“One of the myths we’re battling now is that we’re going to have this abundance of credits that we’re going to keep and use, and then we’re going to have years of free energy,” says Mundy. “But it’s not set up that way.”
Some years the district will use more power than it generates, while in others it will generate more than it uses; the goal is to be energy neutral in the long run.
To fund its $4.3 million solar project, Sheridan signed a 20-year contract with its regional electric provider that covers all energy used by the district in its daily operations and also includes the cost of the panels, installation and maintenance. The district pays about $305,000 per year.
Mundy estimates that—without the fixed energy cost included in the annual payments—the increase in regional electricity rates this year would have cost his district an additional $30,000 over what was budgeted. The district projects total savings of up to $5 million over the next two decades.
Net metering programs are available in more than 40 states, but the future for these arrangements could be murky. Some power providers and utility companies believe net metering reduces revenue opportunities, and they are pressuring states to change regulations.
Many providers are calling for a reduction in kilowatt-hour credit rates, which could make solar power cost prohibitive for districts as lower rates means systems would not earn as much credit for generating power.
Don’t forget the future
Solar power-purchase agreements, service models, regulations and providers vary greatly, requiring districts to research what local options are available and what would be the best fit.
For instance, Mundy anticipates the Sheridan district will grow over the next few years, so the RFP had to account for the possibility of adding another array or more panels.
It was also important to make sure any installation would not require major upgrades or repairs every five years. The district leadership conducted significant research, interviewing energy providers and solar installers, as well as community leaders, before crafting its RFP. (See sidebar “Consider this RFP” on prior page.)
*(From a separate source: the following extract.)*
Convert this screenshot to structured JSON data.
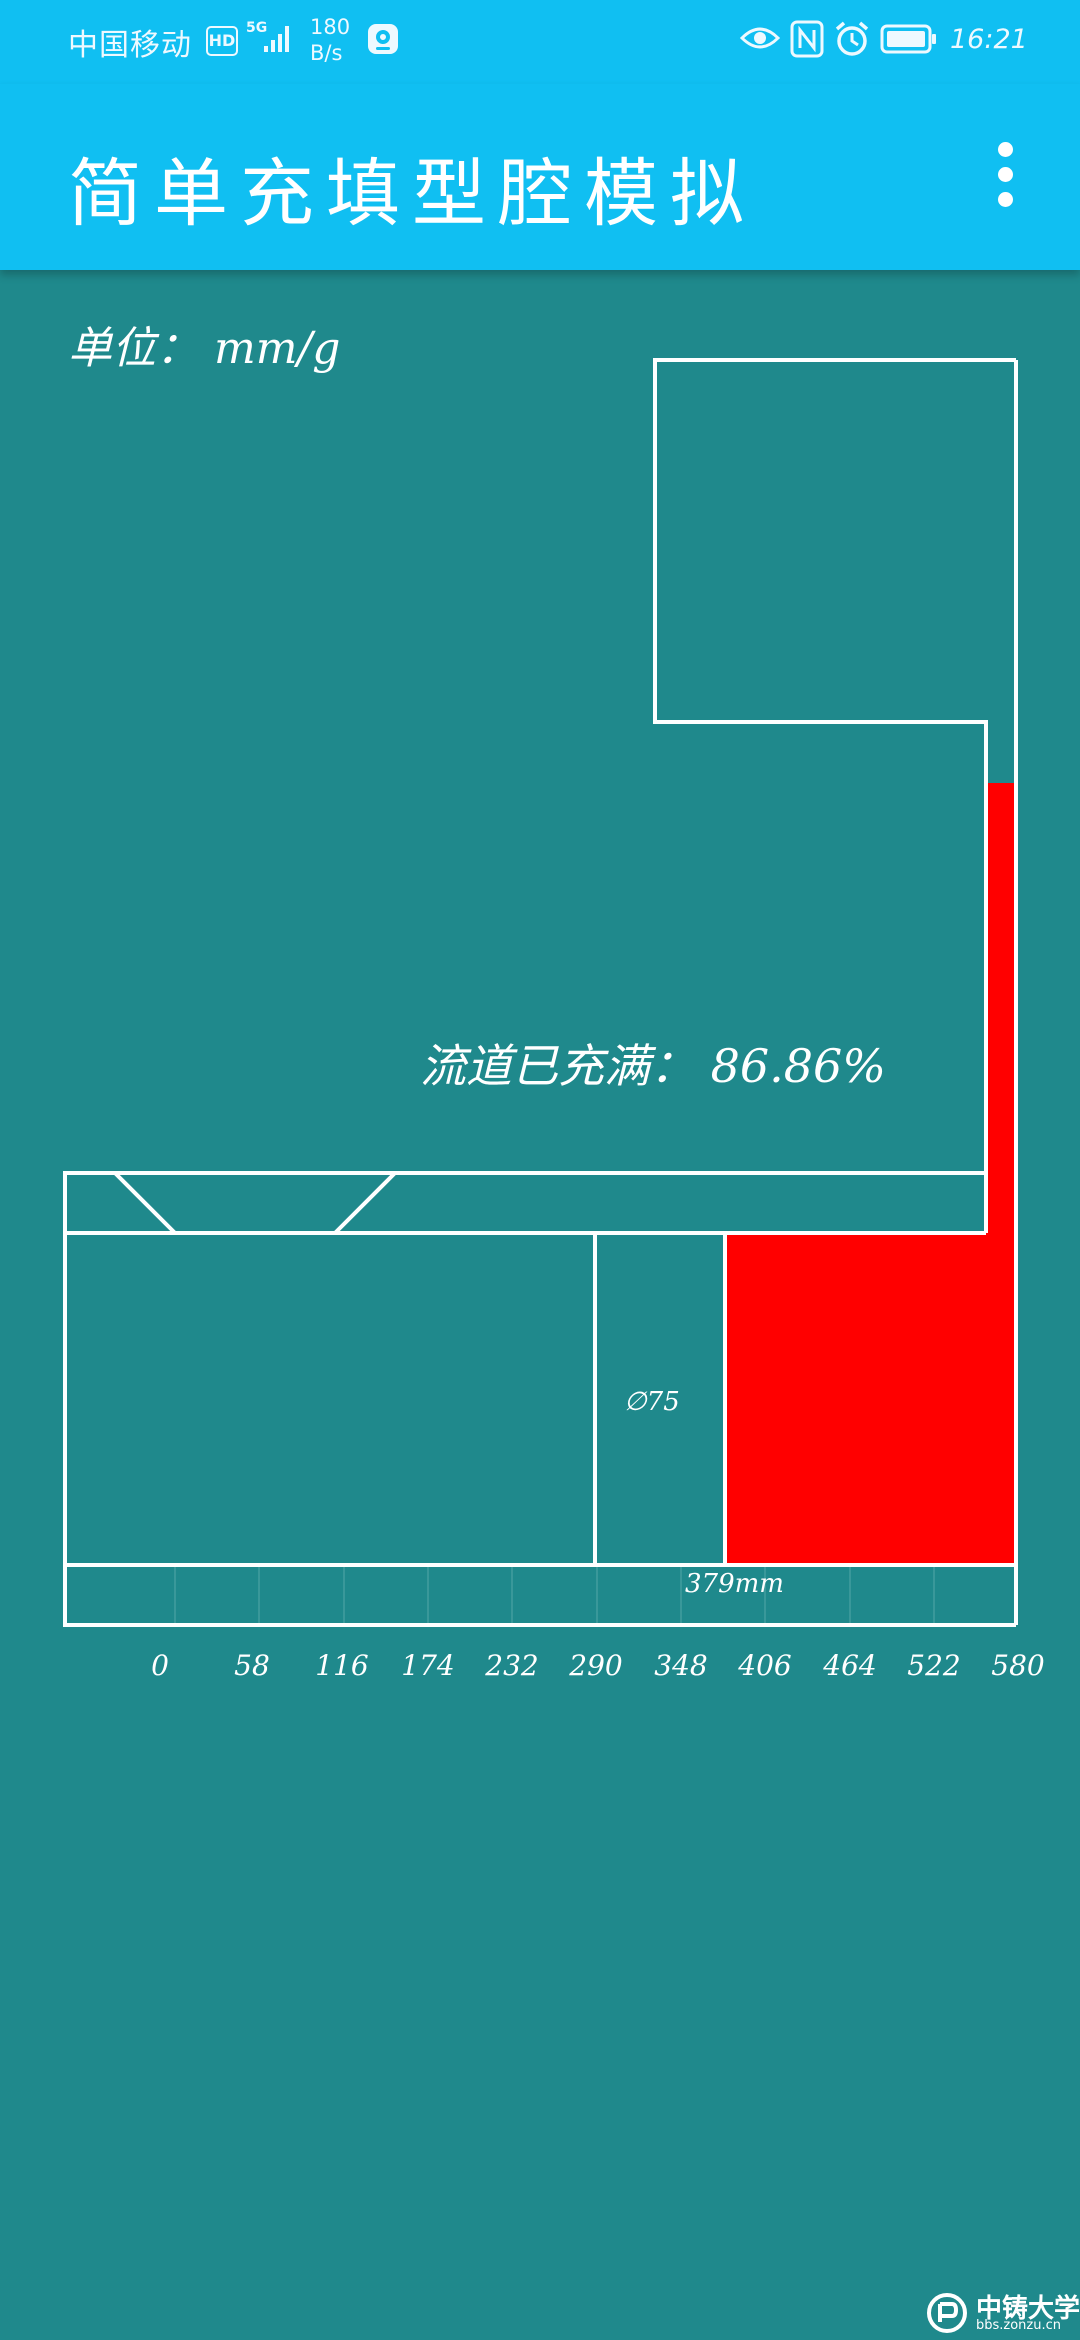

“You have to understand the financing and the legality involved—it’s not as easy as thinking you’re putting panels in and away you go,” says Mundy.
When vetting energy partners, Winn of The Solar Foundation recommends reaching out to entities such as the Better Business Bureau or the National Association of Energy Association Companies, or checking nonprofit sites like EnergySage.com, for reliable estimates.
A word of caution: Solar installers tend to follow the money, so if a state or local utility reduces credits or grants available for solar projects, contractors may move to another region or suspend operations, making it more difficult to find local experienced, qualified partners or regular service technicians.
Some districts have opted to train their own facilities personnel to maintain equipment rather than rely on outside service companies.
Before determining financing and equipment options, districts should take stock of existing facilities, including the age and condition of any structure being targeted for a solar installation.
An older building or one with a roof that needs renovation may not be a good choice as most installations have 20-year life-spans.
Solar power systems can be connected to an energy grid, or involve photovoltaic batteries or a generator, each of which carries different costs and requirements.
For example, Mundy estimates that a generator, which would produce energy and make the district self-sufficient, would have cost $800,000 to $1 million—a figure that would have been prohibitive over the long term.
“We look at it this way—whoever is sitting here doing our job in 20 years is going to be very grateful,” says Mundy. “To be able to totally run on panels in 20 years is going to be a huge fiscal boon for the district. It’ll be beneficial to the people here, and to our community.”